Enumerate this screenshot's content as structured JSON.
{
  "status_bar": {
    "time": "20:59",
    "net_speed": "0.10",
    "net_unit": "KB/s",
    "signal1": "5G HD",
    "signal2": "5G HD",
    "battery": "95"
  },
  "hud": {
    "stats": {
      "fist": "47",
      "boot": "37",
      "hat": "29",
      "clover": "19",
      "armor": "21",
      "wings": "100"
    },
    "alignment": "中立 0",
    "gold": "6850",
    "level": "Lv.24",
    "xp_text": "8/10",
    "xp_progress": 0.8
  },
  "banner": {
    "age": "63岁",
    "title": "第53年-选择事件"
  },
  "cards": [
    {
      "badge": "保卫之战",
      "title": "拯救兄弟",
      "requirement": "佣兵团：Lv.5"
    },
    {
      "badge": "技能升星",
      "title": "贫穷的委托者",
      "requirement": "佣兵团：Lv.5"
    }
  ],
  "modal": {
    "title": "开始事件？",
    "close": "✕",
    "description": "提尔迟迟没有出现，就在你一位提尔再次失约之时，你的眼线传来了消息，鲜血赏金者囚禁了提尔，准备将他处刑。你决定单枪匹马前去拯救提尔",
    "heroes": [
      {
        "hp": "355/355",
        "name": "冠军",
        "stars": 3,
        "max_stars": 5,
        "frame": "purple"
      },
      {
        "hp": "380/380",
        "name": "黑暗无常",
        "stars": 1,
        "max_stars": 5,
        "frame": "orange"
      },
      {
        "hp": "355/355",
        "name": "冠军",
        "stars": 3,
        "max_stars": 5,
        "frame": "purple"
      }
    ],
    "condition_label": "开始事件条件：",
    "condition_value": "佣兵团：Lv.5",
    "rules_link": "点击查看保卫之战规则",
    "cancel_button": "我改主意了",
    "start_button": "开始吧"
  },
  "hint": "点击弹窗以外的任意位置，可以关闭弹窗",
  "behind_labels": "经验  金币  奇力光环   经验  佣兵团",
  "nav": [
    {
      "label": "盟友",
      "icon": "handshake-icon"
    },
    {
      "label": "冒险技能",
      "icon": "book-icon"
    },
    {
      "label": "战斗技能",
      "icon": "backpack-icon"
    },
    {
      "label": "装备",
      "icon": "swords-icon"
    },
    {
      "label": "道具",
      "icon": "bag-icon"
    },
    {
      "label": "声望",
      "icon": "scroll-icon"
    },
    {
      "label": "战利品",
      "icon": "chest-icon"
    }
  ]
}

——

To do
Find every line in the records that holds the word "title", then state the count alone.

Exercise response
4